Without the pictures, give the records again exactly as they appear.

>>>>>

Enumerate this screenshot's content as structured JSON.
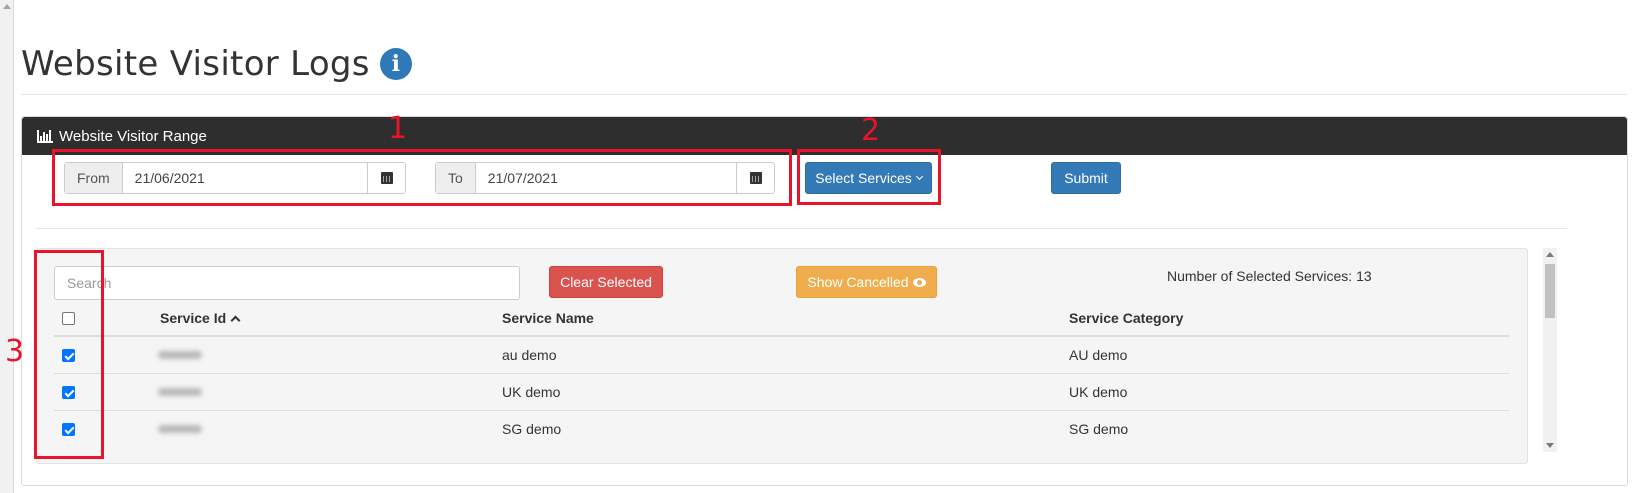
{
  "page": {
    "title": "Website Visitor Logs"
  },
  "panel": {
    "title": "Website Visitor Range"
  },
  "date_range": {
    "from_label": "From",
    "from_value": "21/06/2021",
    "to_label": "To",
    "to_value": "21/07/2021"
  },
  "buttons": {
    "select_services": "Select Services",
    "submit": "Submit",
    "clear_selected": "Clear Selected",
    "show_cancelled": "Show Cancelled"
  },
  "search": {
    "placeholder": "Search"
  },
  "selection": {
    "count_text": "Number of Selected Services: 13"
  },
  "table": {
    "columns": [
      "Service Id",
      "Service Name",
      "Service Category"
    ],
    "rows": [
      {
        "checked": true,
        "name": "au demo",
        "category": "AU demo"
      },
      {
        "checked": true,
        "name": "UK demo",
        "category": "UK demo"
      },
      {
        "checked": true,
        "name": "SG demo",
        "category": "SG demo"
      }
    ]
  },
  "annotations": [
    "1",
    "2",
    "3"
  ],
  "colors": {
    "primary": "#337ab7",
    "danger": "#d9534f",
    "warning": "#f0ad4e",
    "panel_header": "#2e2e2e",
    "annotation": "#e8142b"
  },
  "icons": {
    "title": "info-circle-icon",
    "panel": "bar-chart-icon",
    "date": "calendar-icon",
    "sort": "chevron-up-icon",
    "cancelled": "eye-slash-icon"
  }
}
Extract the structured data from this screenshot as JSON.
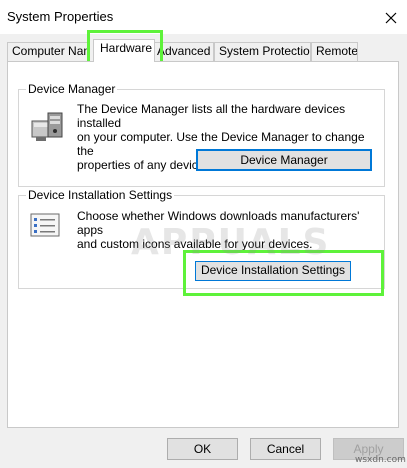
{
  "window": {
    "title": "System Properties",
    "close_icon": "close-icon"
  },
  "tabs": [
    {
      "label": "Computer Name",
      "active": false
    },
    {
      "label": "Hardware",
      "active": true
    },
    {
      "label": "Advanced",
      "active": false
    },
    {
      "label": "System Protection",
      "active": false
    },
    {
      "label": "Remote",
      "active": false
    }
  ],
  "device_manager": {
    "group_title": "Device Manager",
    "icon": "device-manager-icon",
    "description": [
      "The Device Manager lists all the hardware devices installed",
      "on your computer. Use the Device Manager to change the",
      "properties of any device."
    ],
    "button_label": "Device Manager"
  },
  "device_installation": {
    "group_title": "Device Installation Settings",
    "icon": "installation-settings-icon",
    "description": [
      "Choose whether Windows downloads manufacturers' apps",
      "and custom icons available for your devices."
    ],
    "button_label": "Device Installation Settings"
  },
  "footer": {
    "ok_label": "OK",
    "cancel_label": "Cancel",
    "apply_label": "Apply"
  },
  "overlays": {
    "watermark_text": "APPUALS",
    "credit_text": "wsxdn.com",
    "highlight_color": "#5ef23a",
    "accent_color": "#0078d7"
  }
}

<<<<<

_Output for this exercise_
Enumerate this screenshot's content as structured JSON.
{
  "page": {
    "title": "Website Visitor Logs"
  },
  "panel": {
    "title": "Website Visitor Range"
  },
  "date_range": {
    "from_label": "From",
    "from_value": "21/06/2021",
    "to_label": "To",
    "to_value": "21/07/2021"
  },
  "buttons": {
    "select_services": "Select Services",
    "submit": "Submit",
    "clear_selected": "Clear Selected",
    "show_cancelled": "Show Cancelled"
  },
  "search": {
    "placeholder": "Search"
  },
  "selection": {
    "count_text": "Number of Selected Services: 13"
  },
  "table": {
    "columns": [
      "Service Id",
      "Service Name",
      "Service Category"
    ],
    "rows": [
      {
        "checked": true,
        "name": "au demo",
        "category": "AU demo"
      },
      {
        "checked": true,
        "name": "UK demo",
        "category": "UK demo"
      },
      {
        "checked": true,
        "name": "SG demo",
        "category": "SG demo"
      }
    ]
  },
  "annotations": [
    "1",
    "2",
    "3"
  ],
  "colors": {
    "primary": "#337ab7",
    "danger": "#d9534f",
    "warning": "#f0ad4e",
    "panel_header": "#2e2e2e",
    "annotation": "#e8142b"
  },
  "icons": {
    "title": "info-circle-icon",
    "panel": "bar-chart-icon",
    "date": "calendar-icon",
    "sort": "chevron-up-icon",
    "cancelled": "eye-slash-icon"
  }
}
Extract the structured data from this screenshot as JSON.
{
  "window": {
    "title": "System Properties",
    "close_icon": "close-icon"
  },
  "tabs": [
    {
      "label": "Computer Name",
      "active": false
    },
    {
      "label": "Hardware",
      "active": true
    },
    {
      "label": "Advanced",
      "active": false
    },
    {
      "label": "System Protection",
      "active": false
    },
    {
      "label": "Remote",
      "active": false
    }
  ],
  "device_manager": {
    "group_title": "Device Manager",
    "icon": "device-manager-icon",
    "description": [
      "The Device Manager lists all the hardware devices installed",
      "on your computer. Use the Device Manager to change the",
      "properties of any device."
    ],
    "button_label": "Device Manager"
  },
  "device_installation": {
    "group_title": "Device Installation Settings",
    "icon": "installation-settings-icon",
    "description": [
      "Choose whether Windows downloads manufacturers' apps",
      "and custom icons available for your devices."
    ],
    "button_label": "Device Installation Settings"
  },
  "footer": {
    "ok_label": "OK",
    "cancel_label": "Cancel",
    "apply_label": "Apply"
  },
  "overlays": {
    "watermark_text": "APPUALS",
    "credit_text": "wsxdn.com",
    "highlight_color": "#5ef23a",
    "accent_color": "#0078d7"
  }
}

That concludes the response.